Data provided =
------------------------------------------------------------
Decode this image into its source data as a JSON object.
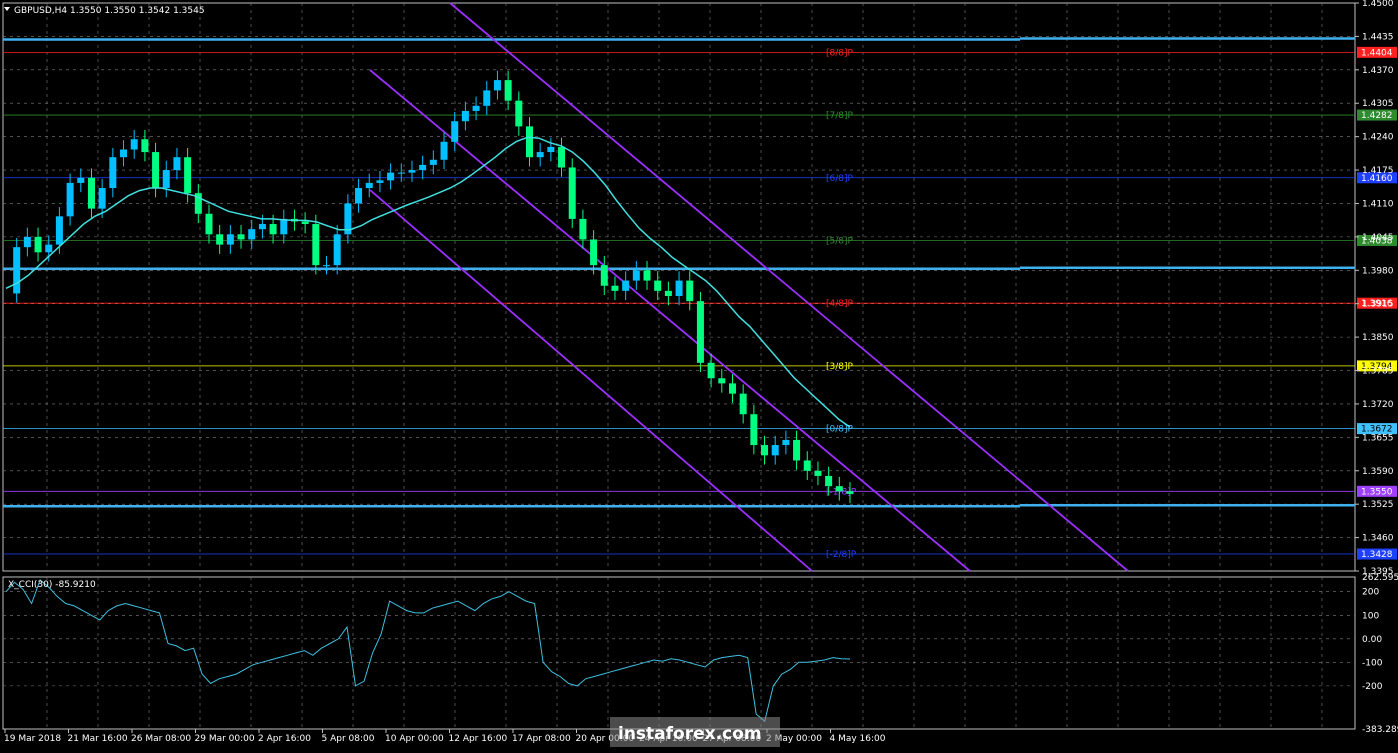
{
  "chart_data": {
    "type": "candlestick",
    "symbol_header": "GBPUSD,H4  1.3550 1.3550 1.3542 1.3545",
    "price_axis": {
      "min": 1.3395,
      "max": 1.45,
      "tick_labels": [
        "1.4500",
        "1.4435",
        "1.4370",
        "1.4305",
        "1.4240",
        "1.4175",
        "1.4110",
        "1.4045",
        "1.3980",
        "1.3915",
        "1.3850",
        "1.3785",
        "1.3720",
        "1.3655",
        "1.3590",
        "1.3525",
        "1.3460",
        "1.3395"
      ]
    },
    "time_axis": {
      "labels": [
        "19 Mar 2018",
        "21 Mar 16:00",
        "26 Mar 08:00",
        "29 Mar 00:00",
        "2 Apr 16:00",
        "5 Apr 08:00",
        "10 Apr 00:00",
        "12 Apr 16:00",
        "17 Apr 08:00",
        "20 Apr 00:00",
        "24 Apr 16:00",
        "27 Apr 08:00",
        "2 May 00:00",
        "4 May 16:00"
      ]
    },
    "close_series": [
      1.3935,
      1.4025,
      1.4045,
      1.4015,
      1.403,
      1.4085,
      1.415,
      1.416,
      1.41,
      1.414,
      1.42,
      1.4215,
      1.4235,
      1.421,
      1.414,
      1.4175,
      1.42,
      1.413,
      1.409,
      1.405,
      1.403,
      1.405,
      1.404,
      1.406,
      1.407,
      1.405,
      1.408,
      1.4075,
      1.407,
      1.399,
      1.399,
      1.405,
      1.411,
      1.414,
      1.415,
      1.4155,
      1.417,
      1.417,
      1.4175,
      1.4185,
      1.4195,
      1.423,
      1.427,
      1.429,
      1.43,
      1.433,
      1.435,
      1.431,
      1.426,
      1.42,
      1.421,
      1.422,
      1.418,
      1.408,
      1.404,
      1.399,
      1.395,
      1.394,
      1.396,
      1.398,
      1.396,
      1.394,
      1.393,
      1.396,
      1.392,
      1.38,
      1.377,
      1.376,
      1.374,
      1.37,
      1.364,
      1.362,
      1.364,
      1.365,
      1.361,
      1.359,
      1.358,
      1.356,
      1.355,
      1.3545
    ],
    "moving_average_series": [
      1.3945,
      1.3955,
      1.397,
      1.399,
      1.401,
      1.403,
      1.405,
      1.407,
      1.4085,
      1.4095,
      1.411,
      1.4125,
      1.4135,
      1.414,
      1.414,
      1.4135,
      1.413,
      1.4125,
      1.4115,
      1.4105,
      1.4095,
      1.409,
      1.4085,
      1.408,
      1.408,
      1.4078,
      1.4077,
      1.4077,
      1.4074,
      1.4066,
      1.4059,
      1.4059,
      1.4067,
      1.4079,
      1.4088,
      1.4097,
      1.4106,
      1.4114,
      1.4122,
      1.4131,
      1.414,
      1.4152,
      1.4167,
      1.4183,
      1.4199,
      1.4217,
      1.4231,
      1.4239,
      1.4237,
      1.4228,
      1.4222,
      1.421,
      1.4192,
      1.417,
      1.4145,
      1.4115,
      1.4088,
      1.4062,
      1.4042,
      1.4025,
      1.4005,
      1.399,
      1.3975,
      1.396,
      1.394,
      1.3915,
      1.389,
      1.387,
      1.3845,
      1.382,
      1.3795,
      1.377,
      1.375,
      1.373,
      1.371,
      1.369,
      1.3675
    ],
    "horizontal_levels": [
      {
        "label": "[8/8]P",
        "price_label": "1.4404",
        "price": 1.4404,
        "color": "#ff2020"
      },
      {
        "label": "[7/8]P",
        "price_label": "1.4282",
        "price": 1.4282,
        "color": "#2e8b2e"
      },
      {
        "label": "[6/8]P",
        "price_label": "1.4160",
        "price": 1.416,
        "color": "#2040ff"
      },
      {
        "label": "[5/8]P",
        "price_label": "1.4038",
        "price": 1.4038,
        "color": "#2e8b2e"
      },
      {
        "label": "[4/8]P",
        "price_label": "1.3916",
        "price": 1.3916,
        "color": "#ff2020"
      },
      {
        "label": "[3/8]P",
        "price_label": "1.3794",
        "price": 1.3794,
        "color": "#ffff00"
      },
      {
        "label": "[0/8]P",
        "price_label": "1.3672",
        "price": 1.3672,
        "color": "#40c0ff"
      },
      {
        "label": "[-1/8]P",
        "price_label": "1.3550",
        "price": 1.355,
        "color": "#a040ff"
      },
      {
        "label": "[-2/8]P",
        "price_label": "1.3428",
        "price": 1.3428,
        "color": "#2040ff"
      }
    ],
    "indicator": {
      "header": "X_CCI(30) -85.9210",
      "scale_labels": [
        "262.5955",
        "200",
        "100",
        "0.00",
        "-100",
        "-200",
        "-383.2898"
      ],
      "range": [
        -383.29,
        262.6
      ],
      "values": [
        200,
        240,
        210,
        150,
        250,
        220,
        180,
        150,
        140,
        120,
        100,
        80,
        120,
        140,
        150,
        140,
        130,
        120,
        110,
        -20,
        -30,
        -50,
        -40,
        -150,
        -190,
        -170,
        -160,
        -150,
        -130,
        -110,
        -100,
        -90,
        -80,
        -70,
        -60,
        -50,
        -70,
        -40,
        -20,
        0,
        50,
        -200,
        -180,
        -60,
        20,
        160,
        140,
        120,
        110,
        110,
        130,
        140,
        150,
        160,
        140,
        120,
        150,
        170,
        180,
        200,
        180,
        160,
        150,
        -100,
        -140,
        -160,
        -190,
        -200,
        -170,
        -160,
        -150,
        -140,
        -130,
        -120,
        -110,
        -100,
        -90,
        -95,
        -85,
        -90,
        -100,
        -110,
        -120,
        -90,
        -80,
        -75,
        -70,
        -80,
        -320,
        -350,
        -200,
        -150,
        -130,
        -100,
        -100,
        -95,
        -90,
        -80,
        -85,
        -86
      ]
    }
  },
  "watermark": "instaforex.com",
  "colors": {
    "background": "#000000",
    "grid": "#808080",
    "bull": "#00c0ff",
    "bear": "#00ff80",
    "ma": "#40e0e0",
    "channel": "#9b30ff",
    "support": "#40b0f0",
    "cci": "#40c0e0"
  }
}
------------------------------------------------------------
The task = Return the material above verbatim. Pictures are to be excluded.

Written response =
Decode this image into its source data as a JSON object.
{
  "chart_data": {
    "type": "candlestick",
    "symbol_header": "GBPUSD,H4  1.3550 1.3550 1.3542 1.3545",
    "price_axis": {
      "min": 1.3395,
      "max": 1.45,
      "tick_labels": [
        "1.4500",
        "1.4435",
        "1.4370",
        "1.4305",
        "1.4240",
        "1.4175",
        "1.4110",
        "1.4045",
        "1.3980",
        "1.3915",
        "1.3850",
        "1.3785",
        "1.3720",
        "1.3655",
        "1.3590",
        "1.3525",
        "1.3460",
        "1.3395"
      ]
    },
    "time_axis": {
      "labels": [
        "19 Mar 2018",
        "21 Mar 16:00",
        "26 Mar 08:00",
        "29 Mar 00:00",
        "2 Apr 16:00",
        "5 Apr 08:00",
        "10 Apr 00:00",
        "12 Apr 16:00",
        "17 Apr 08:00",
        "20 Apr 00:00",
        "24 Apr 16:00",
        "27 Apr 08:00",
        "2 May 00:00",
        "4 May 16:00"
      ]
    },
    "close_series": [
      1.3935,
      1.4025,
      1.4045,
      1.4015,
      1.403,
      1.4085,
      1.415,
      1.416,
      1.41,
      1.414,
      1.42,
      1.4215,
      1.4235,
      1.421,
      1.414,
      1.4175,
      1.42,
      1.413,
      1.409,
      1.405,
      1.403,
      1.405,
      1.404,
      1.406,
      1.407,
      1.405,
      1.408,
      1.4075,
      1.407,
      1.399,
      1.399,
      1.405,
      1.411,
      1.414,
      1.415,
      1.4155,
      1.417,
      1.417,
      1.4175,
      1.4185,
      1.4195,
      1.423,
      1.427,
      1.429,
      1.43,
      1.433,
      1.435,
      1.431,
      1.426,
      1.42,
      1.421,
      1.422,
      1.418,
      1.408,
      1.404,
      1.399,
      1.395,
      1.394,
      1.396,
      1.398,
      1.396,
      1.394,
      1.393,
      1.396,
      1.392,
      1.38,
      1.377,
      1.376,
      1.374,
      1.37,
      1.364,
      1.362,
      1.364,
      1.365,
      1.361,
      1.359,
      1.358,
      1.356,
      1.355,
      1.3545
    ],
    "moving_average_series": [
      1.3945,
      1.3955,
      1.397,
      1.399,
      1.401,
      1.403,
      1.405,
      1.407,
      1.4085,
      1.4095,
      1.411,
      1.4125,
      1.4135,
      1.414,
      1.414,
      1.4135,
      1.413,
      1.4125,
      1.4115,
      1.4105,
      1.4095,
      1.409,
      1.4085,
      1.408,
      1.408,
      1.4078,
      1.4077,
      1.4077,
      1.4074,
      1.4066,
      1.4059,
      1.4059,
      1.4067,
      1.4079,
      1.4088,
      1.4097,
      1.4106,
      1.4114,
      1.4122,
      1.4131,
      1.414,
      1.4152,
      1.4167,
      1.4183,
      1.4199,
      1.4217,
      1.4231,
      1.4239,
      1.4237,
      1.4228,
      1.4222,
      1.421,
      1.4192,
      1.417,
      1.4145,
      1.4115,
      1.4088,
      1.4062,
      1.4042,
      1.4025,
      1.4005,
      1.399,
      1.3975,
      1.396,
      1.394,
      1.3915,
      1.389,
      1.387,
      1.3845,
      1.382,
      1.3795,
      1.377,
      1.375,
      1.373,
      1.371,
      1.369,
      1.3675
    ],
    "horizontal_levels": [
      {
        "label": "[8/8]P",
        "price_label": "1.4404",
        "price": 1.4404,
        "color": "#ff2020"
      },
      {
        "label": "[7/8]P",
        "price_label": "1.4282",
        "price": 1.4282,
        "color": "#2e8b2e"
      },
      {
        "label": "[6/8]P",
        "price_label": "1.4160",
        "price": 1.416,
        "color": "#2040ff"
      },
      {
        "label": "[5/8]P",
        "price_label": "1.4038",
        "price": 1.4038,
        "color": "#2e8b2e"
      },
      {
        "label": "[4/8]P",
        "price_label": "1.3916",
        "price": 1.3916,
        "color": "#ff2020"
      },
      {
        "label": "[3/8]P",
        "price_label": "1.3794",
        "price": 1.3794,
        "color": "#ffff00"
      },
      {
        "label": "[0/8]P",
        "price_label": "1.3672",
        "price": 1.3672,
        "color": "#40c0ff"
      },
      {
        "label": "[-1/8]P",
        "price_label": "1.3550",
        "price": 1.355,
        "color": "#a040ff"
      },
      {
        "label": "[-2/8]P",
        "price_label": "1.3428",
        "price": 1.3428,
        "color": "#2040ff"
      }
    ],
    "indicator": {
      "header": "X_CCI(30) -85.9210",
      "scale_labels": [
        "262.5955",
        "200",
        "100",
        "0.00",
        "-100",
        "-200",
        "-383.2898"
      ],
      "range": [
        -383.29,
        262.6
      ],
      "values": [
        200,
        240,
        210,
        150,
        250,
        220,
        180,
        150,
        140,
        120,
        100,
        80,
        120,
        140,
        150,
        140,
        130,
        120,
        110,
        -20,
        -30,
        -50,
        -40,
        -150,
        -190,
        -170,
        -160,
        -150,
        -130,
        -110,
        -100,
        -90,
        -80,
        -70,
        -60,
        -50,
        -70,
        -40,
        -20,
        0,
        50,
        -200,
        -180,
        -60,
        20,
        160,
        140,
        120,
        110,
        110,
        130,
        140,
        150,
        160,
        140,
        120,
        150,
        170,
        180,
        200,
        180,
        160,
        150,
        -100,
        -140,
        -160,
        -190,
        -200,
        -170,
        -160,
        -150,
        -140,
        -130,
        -120,
        -110,
        -100,
        -90,
        -95,
        -85,
        -90,
        -100,
        -110,
        -120,
        -90,
        -80,
        -75,
        -70,
        -80,
        -320,
        -350,
        -200,
        -150,
        -130,
        -100,
        -100,
        -95,
        -90,
        -80,
        -85,
        -86
      ]
    }
  },
  "watermark": "instaforex.com",
  "colors": {
    "background": "#000000",
    "grid": "#808080",
    "bull": "#00c0ff",
    "bear": "#00ff80",
    "ma": "#40e0e0",
    "channel": "#9b30ff",
    "support": "#40b0f0",
    "cci": "#40c0e0"
  }
}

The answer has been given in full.